Senior Pet Care
Pet Health and Your Senior Dog or Cat
Aging comes much more rapidly in our furry friends as well as all the associated problems that come with older age.
Some changes of age are irreversible but many can be slowed or even reversed if caught early. Pets do not complain about their health issues and may hide their symptoms until a disease has progressed too far. Any changes in behavior can be a sign of disease or failing pet health. Cats are particularly good at hiding their illness to their detriment. With cats you need to watch for any breaks in their regular patterns of sleep and activity, appetite and thirst changes, or levels of affection.
For a detailed description of aging in dogs, the AAHA provides these guidelines for senior pet care.
It is common for an owner to mistake symptoms of disease with the natural aging process. At Greenfield Animal Hospital we recommend twice yearly examinations for older pets along with testing to catch and deal with problems before they become critical and life damaging.

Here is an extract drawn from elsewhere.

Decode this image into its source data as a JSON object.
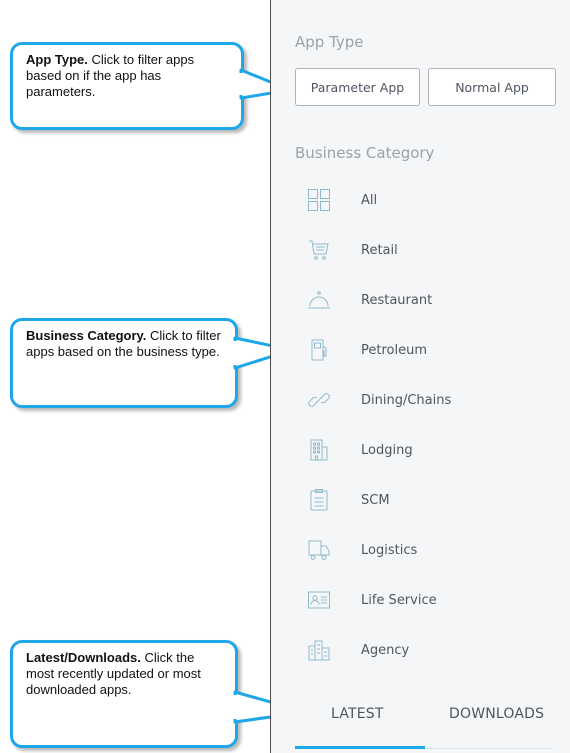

These visits start with a thorough physical exam to access overall health. Your contribution is invaluable as you inform us of changes in behavior, habits, or appearance that may indicate developing problems.
Laboratory testing is critical in detecting problems that may not show up on physical exam alone. Which tests to run are determined by what symptoms your pet shows along with what we find on physical examination. Minimally a CBC, Chemistries, thyroid test, parasite evaluation, and urinalysis are important.

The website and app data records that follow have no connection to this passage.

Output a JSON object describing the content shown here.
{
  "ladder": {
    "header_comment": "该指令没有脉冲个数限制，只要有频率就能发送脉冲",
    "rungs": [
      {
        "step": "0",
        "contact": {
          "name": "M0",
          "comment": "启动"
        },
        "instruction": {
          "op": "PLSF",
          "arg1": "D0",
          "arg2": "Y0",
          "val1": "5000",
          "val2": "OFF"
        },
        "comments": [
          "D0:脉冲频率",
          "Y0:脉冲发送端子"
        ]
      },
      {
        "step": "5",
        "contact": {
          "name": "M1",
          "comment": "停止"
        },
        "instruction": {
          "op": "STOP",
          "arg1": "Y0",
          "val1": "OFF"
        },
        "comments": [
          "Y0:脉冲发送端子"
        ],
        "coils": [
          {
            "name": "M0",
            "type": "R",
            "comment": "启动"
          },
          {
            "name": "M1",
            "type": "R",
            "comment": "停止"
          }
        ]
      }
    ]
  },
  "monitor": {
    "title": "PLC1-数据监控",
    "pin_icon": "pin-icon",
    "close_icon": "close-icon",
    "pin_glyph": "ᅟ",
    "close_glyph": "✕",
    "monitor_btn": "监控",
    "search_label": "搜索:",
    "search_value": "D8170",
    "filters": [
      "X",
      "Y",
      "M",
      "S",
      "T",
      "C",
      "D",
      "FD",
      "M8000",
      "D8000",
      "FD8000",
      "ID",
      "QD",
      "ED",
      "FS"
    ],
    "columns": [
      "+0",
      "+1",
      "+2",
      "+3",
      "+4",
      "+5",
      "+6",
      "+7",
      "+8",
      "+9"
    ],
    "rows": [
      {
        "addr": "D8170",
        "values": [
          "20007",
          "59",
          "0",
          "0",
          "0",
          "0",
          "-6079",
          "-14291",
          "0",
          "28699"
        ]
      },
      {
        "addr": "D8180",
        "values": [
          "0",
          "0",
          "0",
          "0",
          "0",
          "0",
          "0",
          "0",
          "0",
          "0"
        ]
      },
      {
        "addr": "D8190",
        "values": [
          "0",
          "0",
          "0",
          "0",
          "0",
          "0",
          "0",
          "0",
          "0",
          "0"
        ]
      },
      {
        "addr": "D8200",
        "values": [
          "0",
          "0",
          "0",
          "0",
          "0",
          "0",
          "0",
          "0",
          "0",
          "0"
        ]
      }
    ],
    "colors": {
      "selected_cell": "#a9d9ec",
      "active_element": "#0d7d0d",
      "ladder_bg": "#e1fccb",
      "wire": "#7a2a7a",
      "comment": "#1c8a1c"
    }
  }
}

Our goal is to work with you in making the aging process as graceful and comfortable as possible while maintaining your pet’s dignity. Early detection of disease allows us to treat medical problems before they advance into debilitating, painful, or life threatening conditions. We provide counseling on sensory changes, physical changes, nutrition, exercise, and pain management. We also will help you deal with end of life decisions when the time comes.

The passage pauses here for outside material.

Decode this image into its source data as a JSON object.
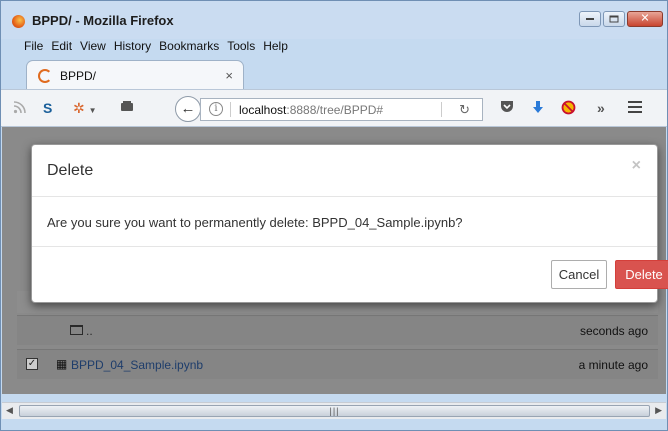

To get a feeling of what age your pet is in terms of human years, and for some useful information on aging pets, visit www.avma.org.